**Aim of the task:** Look for the word "JPYUS" in the entries and copy each line where it appears.
══ Data for this task
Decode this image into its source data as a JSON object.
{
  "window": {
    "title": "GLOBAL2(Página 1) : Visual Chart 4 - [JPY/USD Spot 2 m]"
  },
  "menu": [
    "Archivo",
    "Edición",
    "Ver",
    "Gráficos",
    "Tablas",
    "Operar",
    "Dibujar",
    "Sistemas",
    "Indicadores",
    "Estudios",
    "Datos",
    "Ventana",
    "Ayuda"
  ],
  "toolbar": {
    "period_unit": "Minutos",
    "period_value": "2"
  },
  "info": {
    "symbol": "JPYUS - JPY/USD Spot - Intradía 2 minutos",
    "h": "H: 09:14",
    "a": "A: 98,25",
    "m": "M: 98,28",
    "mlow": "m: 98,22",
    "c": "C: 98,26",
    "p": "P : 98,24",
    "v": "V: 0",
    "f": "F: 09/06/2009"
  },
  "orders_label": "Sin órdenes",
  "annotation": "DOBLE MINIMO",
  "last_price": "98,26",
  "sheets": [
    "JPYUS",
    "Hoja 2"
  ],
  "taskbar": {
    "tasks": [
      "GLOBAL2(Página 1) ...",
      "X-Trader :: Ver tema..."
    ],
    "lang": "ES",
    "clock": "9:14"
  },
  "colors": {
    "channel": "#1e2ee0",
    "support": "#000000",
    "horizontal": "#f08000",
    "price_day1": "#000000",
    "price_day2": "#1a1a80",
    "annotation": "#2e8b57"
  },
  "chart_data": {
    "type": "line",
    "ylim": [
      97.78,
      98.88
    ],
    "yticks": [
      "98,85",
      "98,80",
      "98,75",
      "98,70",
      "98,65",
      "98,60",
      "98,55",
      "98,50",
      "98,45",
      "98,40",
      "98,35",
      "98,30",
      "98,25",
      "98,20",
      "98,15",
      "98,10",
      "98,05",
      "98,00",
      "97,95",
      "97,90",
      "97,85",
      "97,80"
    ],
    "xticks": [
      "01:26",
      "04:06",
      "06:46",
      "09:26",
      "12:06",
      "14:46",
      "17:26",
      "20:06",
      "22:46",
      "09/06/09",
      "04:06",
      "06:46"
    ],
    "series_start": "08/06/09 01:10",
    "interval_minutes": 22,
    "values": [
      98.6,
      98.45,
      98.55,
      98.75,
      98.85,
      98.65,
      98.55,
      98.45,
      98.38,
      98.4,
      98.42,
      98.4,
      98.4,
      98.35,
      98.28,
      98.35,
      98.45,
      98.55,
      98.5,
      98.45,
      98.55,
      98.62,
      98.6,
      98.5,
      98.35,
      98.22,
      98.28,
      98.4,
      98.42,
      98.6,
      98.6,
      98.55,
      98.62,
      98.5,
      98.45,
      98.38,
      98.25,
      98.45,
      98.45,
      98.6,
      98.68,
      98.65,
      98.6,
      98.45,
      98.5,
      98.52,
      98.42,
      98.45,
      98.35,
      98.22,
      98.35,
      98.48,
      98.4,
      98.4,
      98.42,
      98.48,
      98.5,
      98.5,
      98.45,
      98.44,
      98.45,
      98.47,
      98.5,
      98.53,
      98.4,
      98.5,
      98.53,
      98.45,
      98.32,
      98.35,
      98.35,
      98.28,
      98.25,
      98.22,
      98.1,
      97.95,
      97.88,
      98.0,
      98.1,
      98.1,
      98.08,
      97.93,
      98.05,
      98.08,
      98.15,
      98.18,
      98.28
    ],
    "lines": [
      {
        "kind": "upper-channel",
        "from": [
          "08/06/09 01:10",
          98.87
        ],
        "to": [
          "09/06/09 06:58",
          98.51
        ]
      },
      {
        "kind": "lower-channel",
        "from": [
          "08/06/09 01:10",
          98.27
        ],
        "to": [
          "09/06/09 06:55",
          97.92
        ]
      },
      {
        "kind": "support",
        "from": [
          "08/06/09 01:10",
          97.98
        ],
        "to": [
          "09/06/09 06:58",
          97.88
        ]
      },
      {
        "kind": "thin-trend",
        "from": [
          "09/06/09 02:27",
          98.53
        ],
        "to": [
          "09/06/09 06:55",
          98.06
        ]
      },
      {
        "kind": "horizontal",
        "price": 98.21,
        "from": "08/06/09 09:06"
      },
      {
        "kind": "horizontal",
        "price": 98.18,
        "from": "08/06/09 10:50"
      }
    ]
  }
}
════
**Task answer:**
    "symbol": "JPYUS - JPY/USD Spot - Intradía 2 minutos",
    "JPYUS",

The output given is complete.